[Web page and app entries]
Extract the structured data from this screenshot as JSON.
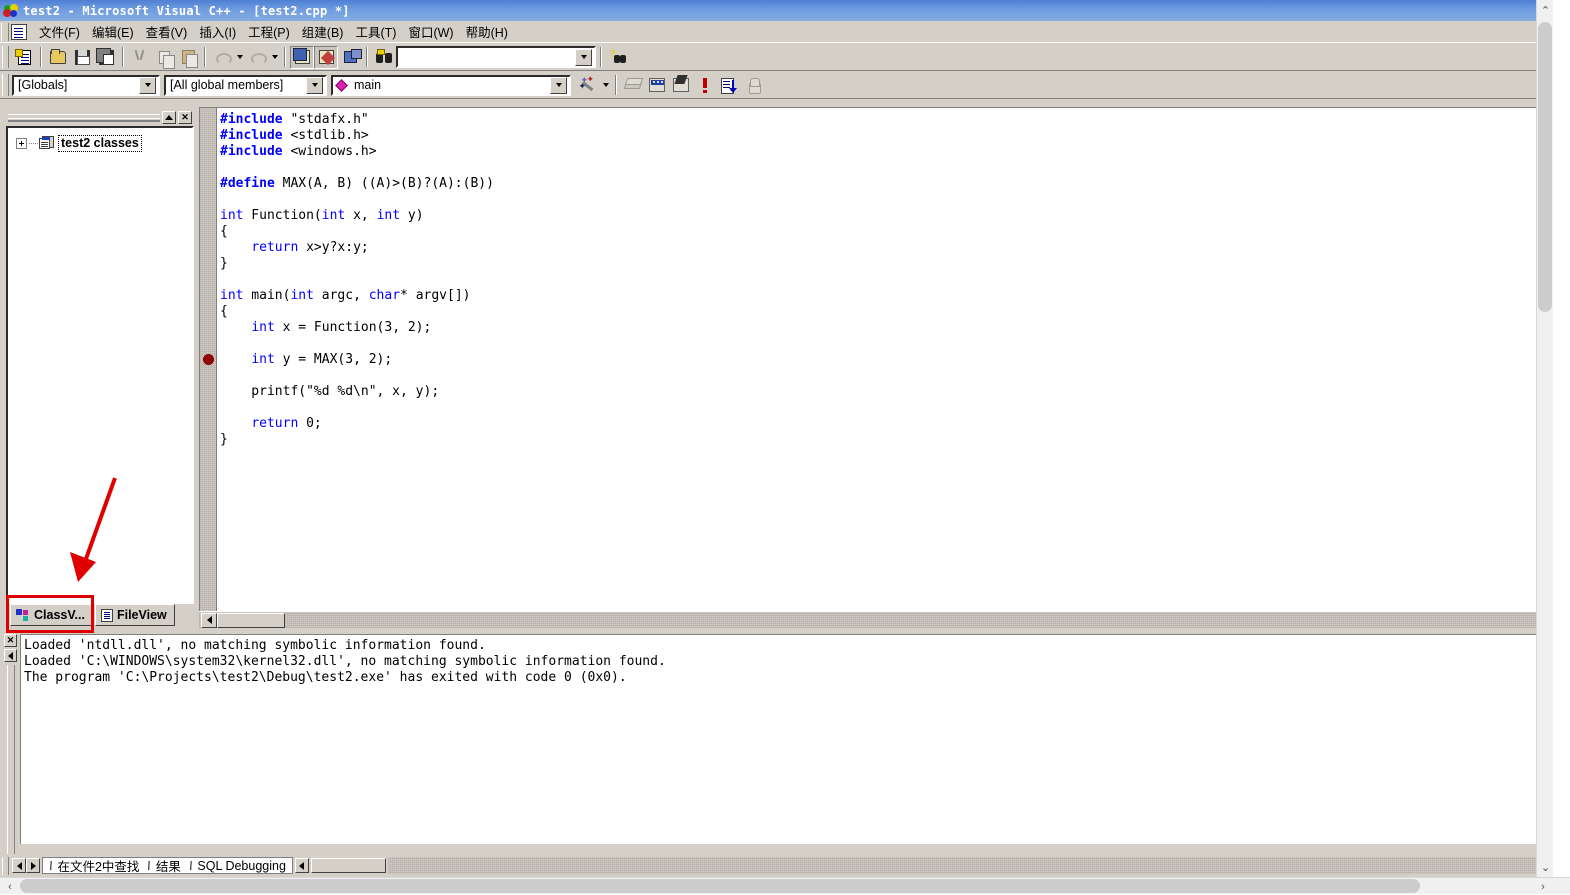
{
  "window": {
    "title": "test2 - Microsoft Visual C++ - [test2.cpp *]",
    "icon": "vcpp-logo-icon"
  },
  "menubar": {
    "doc_icon": "document-icon",
    "items": [
      {
        "label": "文件(F)",
        "name": "menu-file"
      },
      {
        "label": "编辑(E)",
        "name": "menu-edit"
      },
      {
        "label": "查看(V)",
        "name": "menu-view"
      },
      {
        "label": "插入(I)",
        "name": "menu-insert"
      },
      {
        "label": "工程(P)",
        "name": "menu-project"
      },
      {
        "label": "组建(B)",
        "name": "menu-build"
      },
      {
        "label": "工具(T)",
        "name": "menu-tools"
      },
      {
        "label": "窗口(W)",
        "name": "menu-window"
      },
      {
        "label": "帮助(H)",
        "name": "menu-help"
      }
    ]
  },
  "standard_toolbar": {
    "buttons": [
      "new-document-icon",
      "open-folder-icon",
      "save-icon",
      "save-all-icon",
      "cut-icon",
      "copy-icon",
      "paste-icon",
      "undo-icon",
      "redo-icon",
      "workspace-window-icon",
      "output-window-icon",
      "window-list-icon",
      "find-in-files-icon",
      "search-help-icon"
    ],
    "find_combo": {
      "value": "",
      "placeholder": ""
    }
  },
  "wizardbar": {
    "scope_combo": {
      "value": "[Globals]"
    },
    "members_combo": {
      "value": "[All global members]"
    },
    "function_combo": {
      "value": "main",
      "icon": "member-diamond-icon"
    },
    "actions_icon": "wizard-wand-icon",
    "buttons": [
      "compile-icon",
      "build-icon",
      "build-execute-icon",
      "stop-build-icon",
      "go-icon",
      "insert-breakpoint-icon"
    ]
  },
  "workspace": {
    "caption_buttons": [
      "dock-pin-icon",
      "close-icon"
    ],
    "tree": {
      "expander": "plus-expander-icon",
      "icon": "class-folder-icon",
      "label": "test2 classes"
    },
    "tabs": [
      {
        "label": "ClassV...",
        "icon": "class-view-icon",
        "active": true,
        "name": "tab-classview"
      },
      {
        "label": "FileView",
        "icon": "file-view-icon",
        "active": false,
        "name": "tab-fileview"
      }
    ]
  },
  "editor": {
    "breakpoint_line": 16,
    "lines": [
      [
        {
          "t": "#include",
          "c": "pp"
        },
        {
          "t": " \"stdafx.h\"",
          "c": ""
        }
      ],
      [
        {
          "t": "#include",
          "c": "pp"
        },
        {
          "t": " <stdlib.h>",
          "c": ""
        }
      ],
      [
        {
          "t": "#include",
          "c": "pp"
        },
        {
          "t": " <windows.h>",
          "c": ""
        }
      ],
      [],
      [
        {
          "t": "#define",
          "c": "pp"
        },
        {
          "t": " MAX(A, B) ((A)>(B)?(A):(B))",
          "c": ""
        }
      ],
      [],
      [
        {
          "t": "int",
          "c": "kw"
        },
        {
          "t": " Function(",
          "c": ""
        },
        {
          "t": "int",
          "c": "kw"
        },
        {
          "t": " x, ",
          "c": ""
        },
        {
          "t": "int",
          "c": "kw"
        },
        {
          "t": " y)",
          "c": ""
        }
      ],
      [
        {
          "t": "{",
          "c": ""
        }
      ],
      [
        {
          "t": "    ",
          "c": ""
        },
        {
          "t": "return",
          "c": "kw"
        },
        {
          "t": " x>y?x:y;",
          "c": ""
        }
      ],
      [
        {
          "t": "}",
          "c": ""
        }
      ],
      [],
      [
        {
          "t": "int",
          "c": "kw"
        },
        {
          "t": " main(",
          "c": ""
        },
        {
          "t": "int",
          "c": "kw"
        },
        {
          "t": " argc, ",
          "c": ""
        },
        {
          "t": "char",
          "c": "kw"
        },
        {
          "t": "* argv[])",
          "c": ""
        }
      ],
      [
        {
          "t": "{",
          "c": ""
        }
      ],
      [
        {
          "t": "    ",
          "c": ""
        },
        {
          "t": "int",
          "c": "kw"
        },
        {
          "t": " x = Function(3, 2);",
          "c": ""
        }
      ],
      [],
      [
        {
          "t": "    ",
          "c": ""
        },
        {
          "t": "int",
          "c": "kw"
        },
        {
          "t": " y = MAX(3, 2);",
          "c": ""
        }
      ],
      [],
      [
        {
          "t": "    printf(\"%d %d\\n\", x, y);",
          "c": ""
        }
      ],
      [],
      [
        {
          "t": "    ",
          "c": ""
        },
        {
          "t": "return",
          "c": "kw"
        },
        {
          "t": " 0;",
          "c": ""
        }
      ],
      [
        {
          "t": "}",
          "c": ""
        }
      ]
    ]
  },
  "output": {
    "close_icon": "close-icon",
    "scroll_icon": "scroll-left-icon",
    "lines": [
      "Loaded 'ntdll.dll', no matching symbolic information found.",
      "Loaded 'C:\\WINDOWS\\system32\\kernel32.dll', no matching symbolic information found.",
      "The program 'C:\\Projects\\test2\\Debug\\test2.exe' has exited with code 0 (0x0)."
    ]
  },
  "bottom_tabs": {
    "nav_prev_icon": "scroll-left-icon",
    "nav_next_icon": "scroll-right-icon",
    "tabs": [
      {
        "label": "在文件2中查找",
        "name": "tab-find-in-files-2"
      },
      {
        "label": "结果",
        "name": "tab-results"
      },
      {
        "label": "SQL Debugging",
        "name": "tab-sql-debugging"
      }
    ],
    "after_nav_icon": "scroll-left-icon"
  },
  "annotations": {
    "highlight_color": "#e00000",
    "rect_target": "ClassV... tab",
    "arrow_target": "ClassV... tab"
  },
  "page_scroll": {
    "up_icon": "chevron-up-icon",
    "down_icon": "chevron-down-icon",
    "left_icon": "chevron-left-icon",
    "right_icon": "chevron-right-icon"
  }
}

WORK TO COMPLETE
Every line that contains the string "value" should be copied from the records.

TASK RESPONSE
      "value": "",
      "value": "[Globals]"
      "value": "[All global members]"
      "value": "main",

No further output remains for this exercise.